Investigations by the USDA-FSIS were able to identify the Cargill Colorado plant as being the source of contamination.
Further investigation cited left over ground beef from one Florida patient’s home was tested by the CDC using the WGS system. The WGS data proved the left-over ground beef had the same E. coli O26 strain and was genetically related to the E. coli O26 strain isolated from the affected patients.
The Cargill statement told consumers the company was working with the USDA. And that Cargill uses every effort, both internally and externally, to ensure food safety at the processing plant in Fort Morgan and all the Cargill facilities.
Symptoms of E. coli Are Mild to Severe to Deadly –
Shiga toxin-producing E. coli (STEC) symptoms can differ in people. Those affected can experience severe stomach cramps, diarrhea containing blood, vomiting, and fever, which is usually less than 101˚F/38.5˚C.
Sickened people normally get better within 5 to 7 days.

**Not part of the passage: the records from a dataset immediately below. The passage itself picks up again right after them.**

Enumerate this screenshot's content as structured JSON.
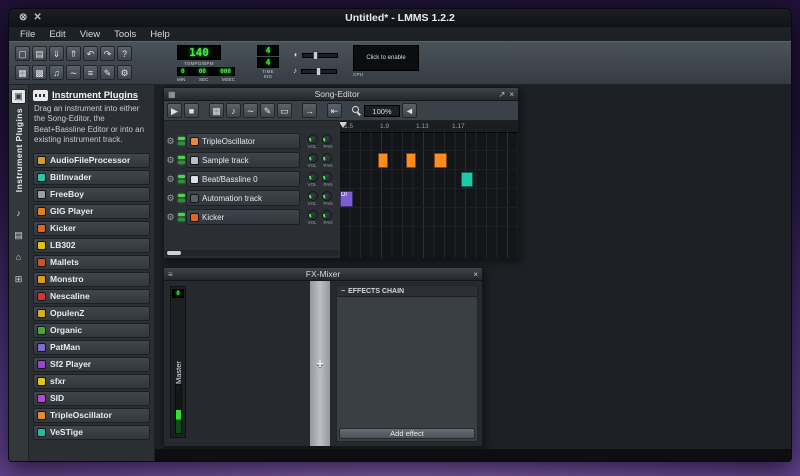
{
  "window": {
    "title": "Untitled* - LMMS 1.2.2"
  },
  "icons": {
    "minimize": "⊗",
    "close": "✕",
    "maximize_small": "↗",
    "close_small": "×",
    "grip": "▦",
    "mixer_grip": "≡",
    "gear": "⚙",
    "play": "▶",
    "stop": "■",
    "add_bb": "▦",
    "add_sample": "♪",
    "add_automation": "∼",
    "draw_mode": "✎",
    "edit_mode": "▭",
    "arrow_next": "→",
    "skip_start": "⇤",
    "zoom_arrow": "◄",
    "plus": "+",
    "chain_dash": "−",
    "tab_active": "▣",
    "tab_samples": "♪",
    "tab_presets": "▤",
    "tab_home": "⌂",
    "tab_computer": "⊞",
    "volume": "◖",
    "pitch": "♪",
    "new_project": "▢",
    "open_project": "▤",
    "save_project": "⇓",
    "export_project": "⇑",
    "undo": "↶",
    "redo": "↷",
    "help": "?",
    "song_toggle": "▦",
    "bb_toggle": "▩",
    "piano_toggle": "♫",
    "automation_toggle": "∼",
    "fx_toggle": "≡",
    "notes_toggle": "✎",
    "controller_toggle": "⚙"
  },
  "menubar": {
    "items": [
      "File",
      "Edit",
      "View",
      "Tools",
      "Help"
    ]
  },
  "toolbar": {
    "tempo": {
      "value": "140",
      "label": "TEMPO/BPM"
    },
    "time": {
      "min": "0",
      "sec": "00",
      "msec": "000",
      "labels": [
        "MIN",
        "SEC",
        "MSEC"
      ]
    },
    "timesig": {
      "numerator": "4",
      "denominator": "4",
      "label": "TIME SIG"
    },
    "cpu": {
      "label": "CPU",
      "overlay": "Click to enable"
    }
  },
  "sidebar": {
    "tab_label": "Instrument Plugins",
    "title": "Instrument Plugins",
    "description": "Drag an instrument into either the Song-Editor, the Beat+Bassline Editor or into an existing instrument track.",
    "instruments": [
      {
        "name": "AudioFileProcessor",
        "color": "#d89b2a"
      },
      {
        "name": "BitInvader",
        "color": "#35c0a8"
      },
      {
        "name": "FreeBoy",
        "color": "#9aa0a6"
      },
      {
        "name": "GIG Player",
        "color": "#e07f25"
      },
      {
        "name": "Kicker",
        "color": "#e06428"
      },
      {
        "name": "LB302",
        "color": "#d9c11e"
      },
      {
        "name": "Mallets",
        "color": "#c8542a"
      },
      {
        "name": "Monstro",
        "color": "#e09a28"
      },
      {
        "name": "Nescaline",
        "color": "#d23434"
      },
      {
        "name": "OpulenZ",
        "color": "#d8aa30"
      },
      {
        "name": "Organic",
        "color": "#4aa832"
      },
      {
        "name": "PatMan",
        "color": "#7f6ad0"
      },
      {
        "name": "Sf2 Player",
        "color": "#9a46c8"
      },
      {
        "name": "sfxr",
        "color": "#e0c424"
      },
      {
        "name": "SID",
        "color": "#b44ad2"
      },
      {
        "name": "TripleOscillator",
        "color": "#e5893a"
      },
      {
        "name": "VeSTige",
        "color": "#2fb4a0"
      }
    ]
  },
  "song_editor": {
    "title": "Song-Editor",
    "zoom": "100%",
    "timeline_labels": [
      "1.5",
      "1.9",
      "1.13",
      "1.17"
    ],
    "vol_label": "VOL",
    "pan_label": "PAN",
    "tracks": [
      {
        "name": "TripleOscillator",
        "color": "#e5893a"
      },
      {
        "name": "Sample track",
        "color": "#b9bfc5"
      },
      {
        "name": "Beat/Bassline 0",
        "color": "#dde1e4"
      },
      {
        "name": "Automation track",
        "color": "#595f66"
      },
      {
        "name": "Kicker",
        "color": "#e06428"
      }
    ],
    "patterns": {
      "sample_color": "#ff8c1f",
      "bb_color": "#1fc8a8",
      "automation_color": "#7b5ed6",
      "automation_label": "Dr"
    }
  },
  "fx_mixer": {
    "title": "FX-Mixer",
    "channel_label": "Master",
    "channel_display": "0",
    "effects_header": "EFFECTS CHAIN",
    "add_effect_label": "Add effect"
  }
}
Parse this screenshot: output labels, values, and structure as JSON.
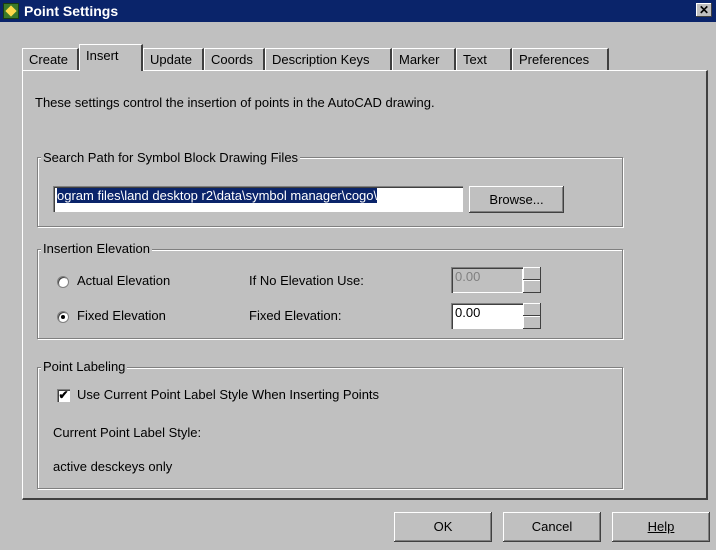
{
  "window": {
    "title": "Point Settings",
    "close": "✕"
  },
  "tabs": [
    "Create",
    "Insert",
    "Update",
    "Coords",
    "Description Keys",
    "Marker",
    "Text",
    "Preferences"
  ],
  "description": "These settings control the insertion of points in the AutoCAD drawing.",
  "search_path": {
    "legend": "Search Path for Symbol Block Drawing Files",
    "value": "ogram files\\land desktop r2\\data\\symbol manager\\cogo\\",
    "browse_label": "Browse..."
  },
  "elevation": {
    "legend": "Insertion Elevation",
    "actual_label": "Actual Elevation",
    "fixed_label": "Fixed Elevation",
    "no_elev_label": "If No Elevation Use:",
    "no_elev_value": "0.00",
    "fixed_elev_label": "Fixed Elevation:",
    "fixed_elev_value": "0.00"
  },
  "labeling": {
    "legend": "Point Labeling",
    "use_current_label": "Use Current Point Label Style When Inserting Points",
    "current_style_label": "Current Point Label Style:",
    "current_style_value": "active desckeys only"
  },
  "footer": {
    "ok": "OK",
    "cancel": "Cancel",
    "help": "Help"
  }
}
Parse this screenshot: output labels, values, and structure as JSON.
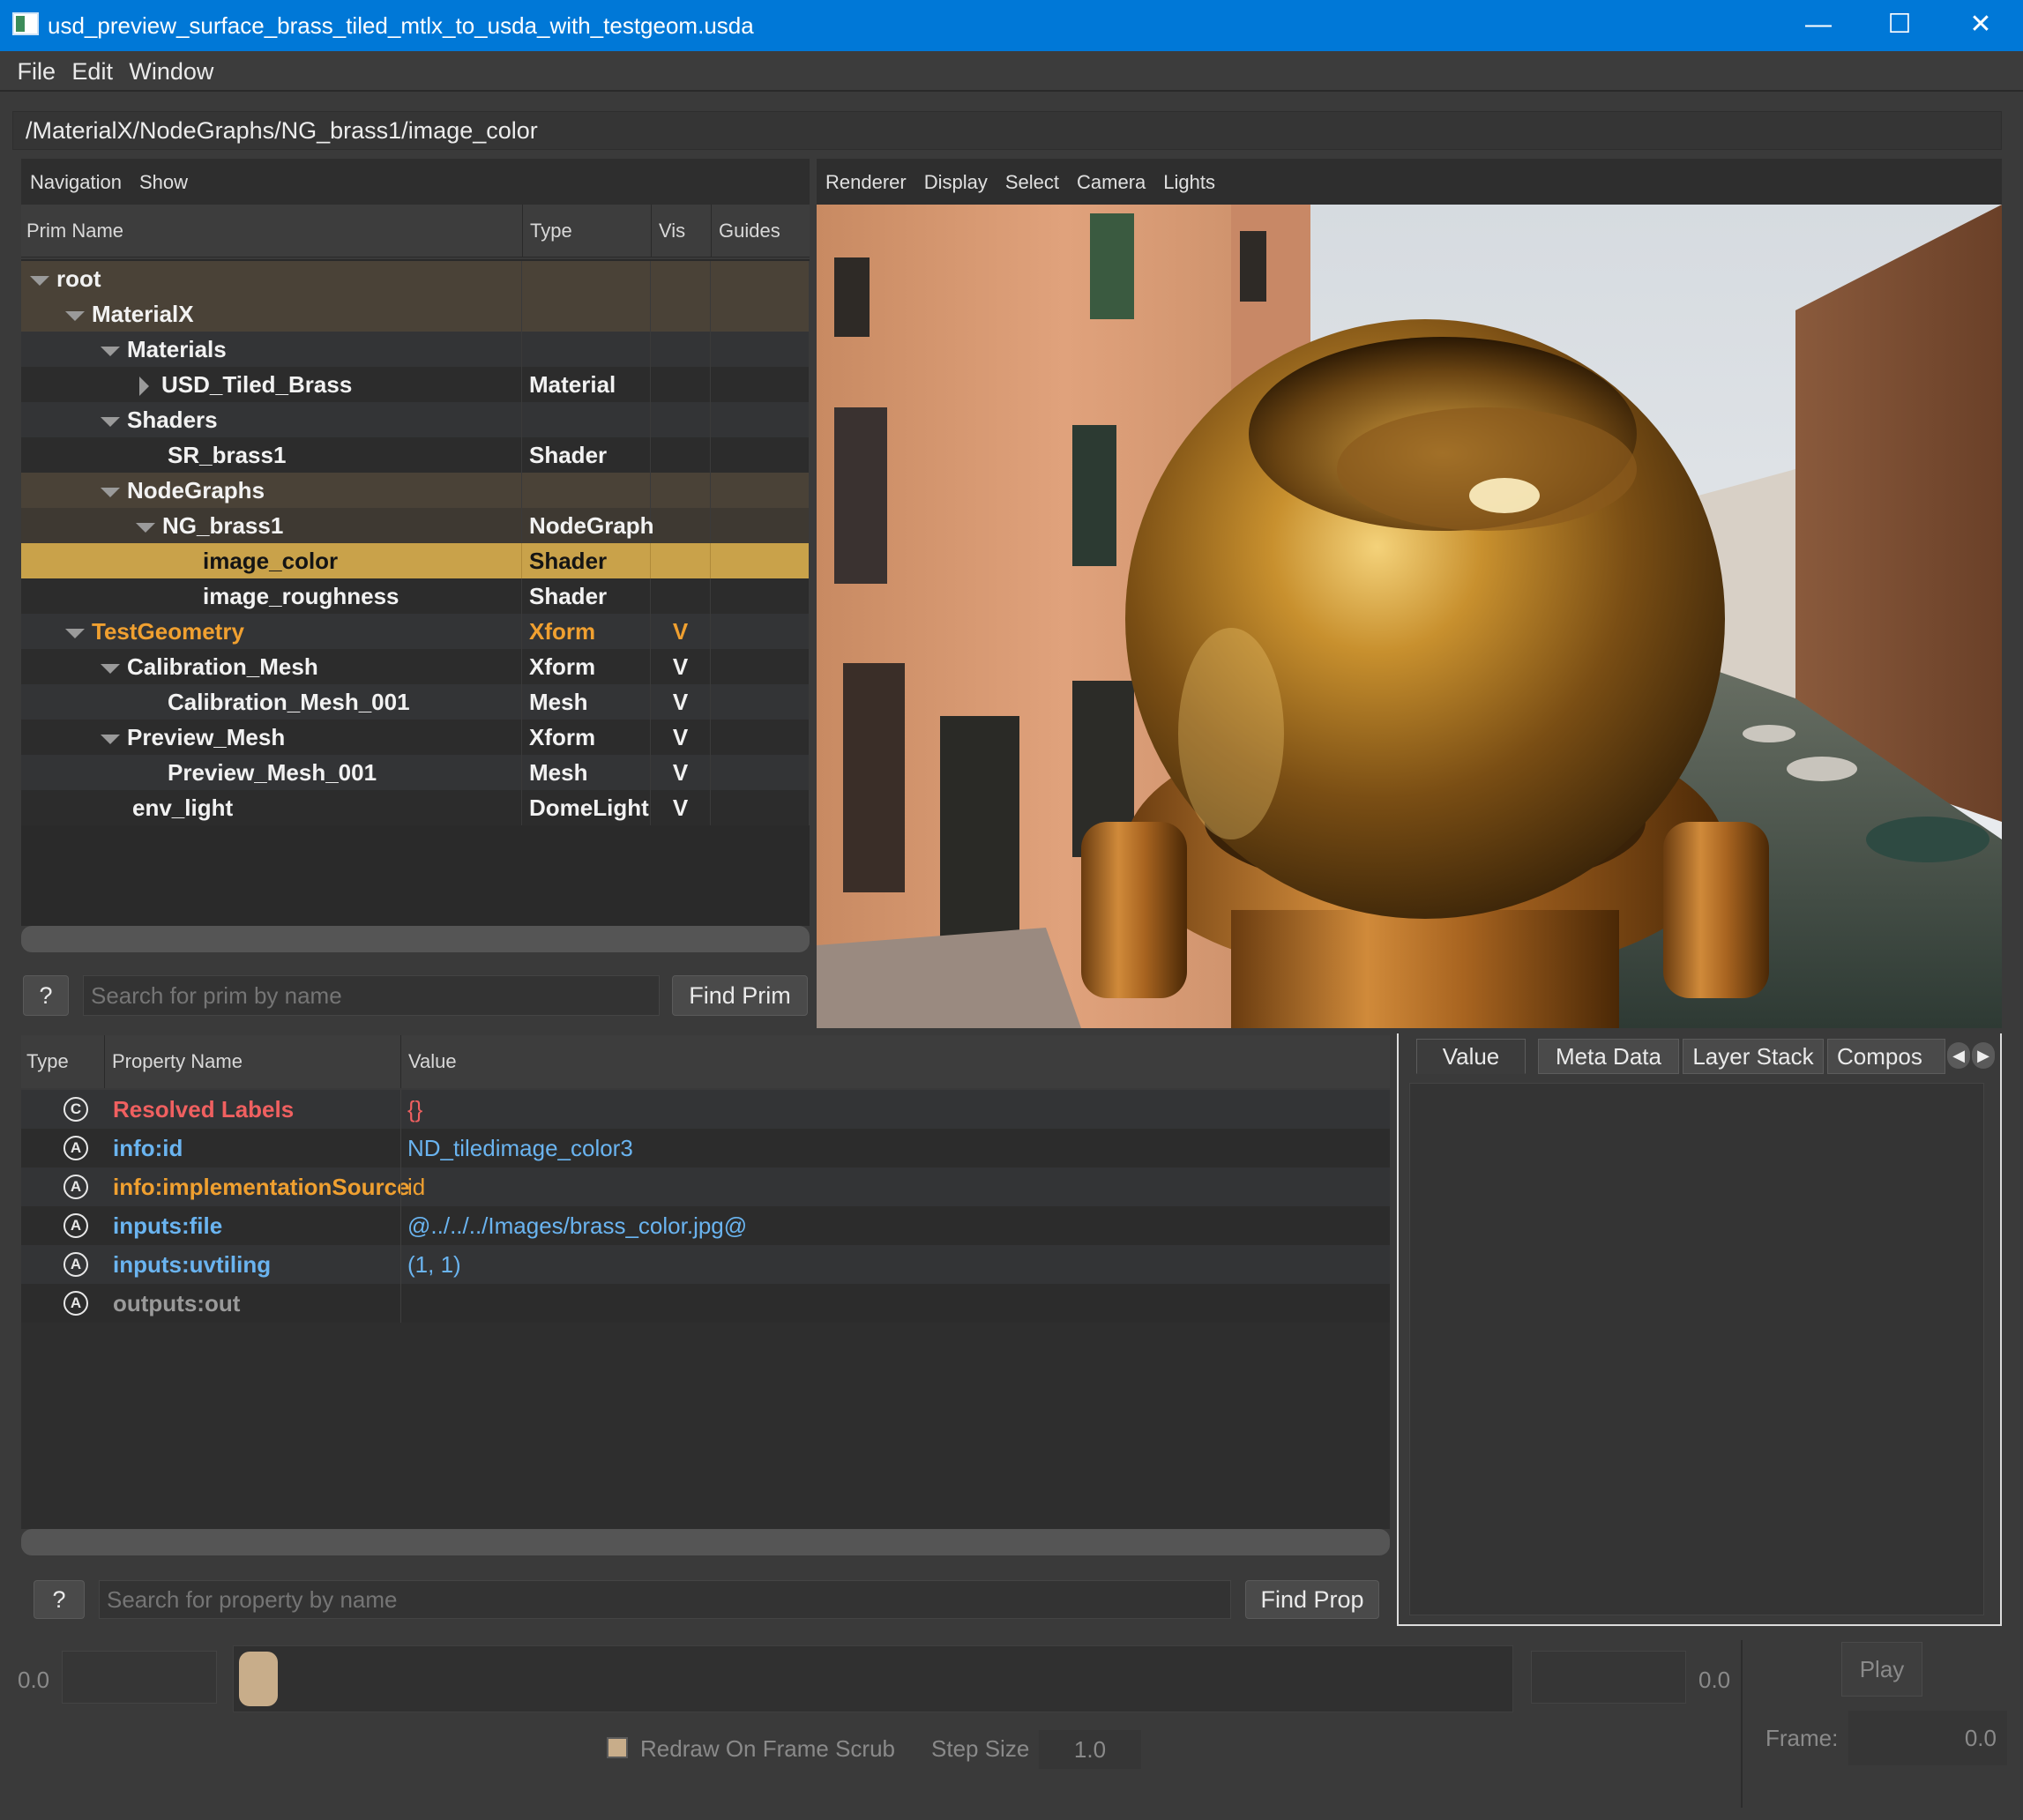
{
  "window": {
    "title": "usd_preview_surface_brass_tiled_mtlx_to_usda_with_testgeom.usda"
  },
  "menu": [
    "File",
    "Edit",
    "Window"
  ],
  "path": "/MaterialX/NodeGraphs/NG_brass1/image_color",
  "browser": {
    "toolbar": [
      "Navigation",
      "Show"
    ],
    "columns": [
      "Prim Name",
      "Type",
      "Vis",
      "Guides"
    ],
    "rows": [
      {
        "name": "root",
        "type": "",
        "vis": ""
      },
      {
        "name": "MaterialX",
        "type": "",
        "vis": ""
      },
      {
        "name": "Materials",
        "type": "",
        "vis": ""
      },
      {
        "name": "USD_Tiled_Brass",
        "type": "Material",
        "vis": ""
      },
      {
        "name": "Shaders",
        "type": "",
        "vis": ""
      },
      {
        "name": "SR_brass1",
        "type": "Shader",
        "vis": ""
      },
      {
        "name": "NodeGraphs",
        "type": "",
        "vis": ""
      },
      {
        "name": "NG_brass1",
        "type": "NodeGraph",
        "vis": ""
      },
      {
        "name": "image_color",
        "type": "Shader",
        "vis": ""
      },
      {
        "name": "image_roughness",
        "type": "Shader",
        "vis": ""
      },
      {
        "name": "TestGeometry",
        "type": "Xform",
        "vis": "V"
      },
      {
        "name": "Calibration_Mesh",
        "type": "Xform",
        "vis": "V"
      },
      {
        "name": "Calibration_Mesh_001",
        "type": "Mesh",
        "vis": "V"
      },
      {
        "name": "Preview_Mesh",
        "type": "Xform",
        "vis": "V"
      },
      {
        "name": "Preview_Mesh_001",
        "type": "Mesh",
        "vis": "V"
      },
      {
        "name": "env_light",
        "type": "DomeLight",
        "vis": "V"
      }
    ],
    "help": "?",
    "search_placeholder": "Search for prim by name",
    "find_label": "Find Prim"
  },
  "viewer": {
    "toolbar": [
      "Renderer",
      "Display",
      "Select",
      "Camera",
      "Lights"
    ]
  },
  "properties": {
    "columns": [
      "Type",
      "Property Name",
      "Value"
    ],
    "rows": [
      {
        "icon": "C",
        "name": "Resolved Labels",
        "value": "{}"
      },
      {
        "icon": "A",
        "name": "info:id",
        "value": "ND_tiledimage_color3"
      },
      {
        "icon": "A",
        "name": "info:implementationSource",
        "value": "id"
      },
      {
        "icon": "A",
        "name": "inputs:file",
        "value": "@../../../Images/brass_color.jpg@"
      },
      {
        "icon": "A",
        "name": "inputs:uvtiling",
        "value": "(1, 1)"
      },
      {
        "icon": "A",
        "name": "outputs:out",
        "value": ""
      }
    ],
    "help": "?",
    "search_placeholder": "Search for property by name",
    "find_label": "Find Prop"
  },
  "inspector": {
    "tabs": [
      "Value",
      "Meta Data",
      "Layer Stack",
      "Compos"
    ]
  },
  "timeline": {
    "start": "0.0",
    "end": "0.0",
    "play": "Play",
    "redraw_label": "Redraw On Frame Scrub",
    "step_label": "Step Size",
    "step_value": "1.0",
    "frame_label": "Frame:",
    "frame_value": "0.0"
  },
  "colors": {
    "selection": "#c9a24a",
    "accent_orange": "#f0a030",
    "value_blue": "#6ab4f0",
    "label_red": "#f06060"
  }
}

Some infections can be very mild and other cases can be very severe, even life-threatening.
Most people with a STEC infection will start feeling sick 3 to 4 days after eating or drinking a food source contaminated with the E. coli bacteria, and some people have become sick up to 10 days after contact.
The CDC recommends anyone who has diarrhea for more than 3 days along with fever, bloody stools, severe vomiting that doesn’t allow you to keep liquids down and very little urination should immediately contact a physician.
People should also be aware that about 5 to 10% of people who have a STEC infection diagnosis can develop the possible life-threatening hemolytic uremic syndrome (HUS).
The CDC warns HUS can develop about 7 days after the first symptoms appear and the diarrhea is subsiding. HUS symptoms include lessened regularity of urination, feeling extremely tired, and the loss of pink color in cheeks and inside the lower eyelids.
The danger for people with HUS, if they are not hospitalized and are recovering at home, is kidneys stop working and other serious health problems can begin to occur. Generally, people with HUS recover within a few weeks. But on a serious note, people have been known to suffer permanent damage to the body and can die from HUS.
By: Cindy Lockstone, Contributing Writer (Non-Lawyer)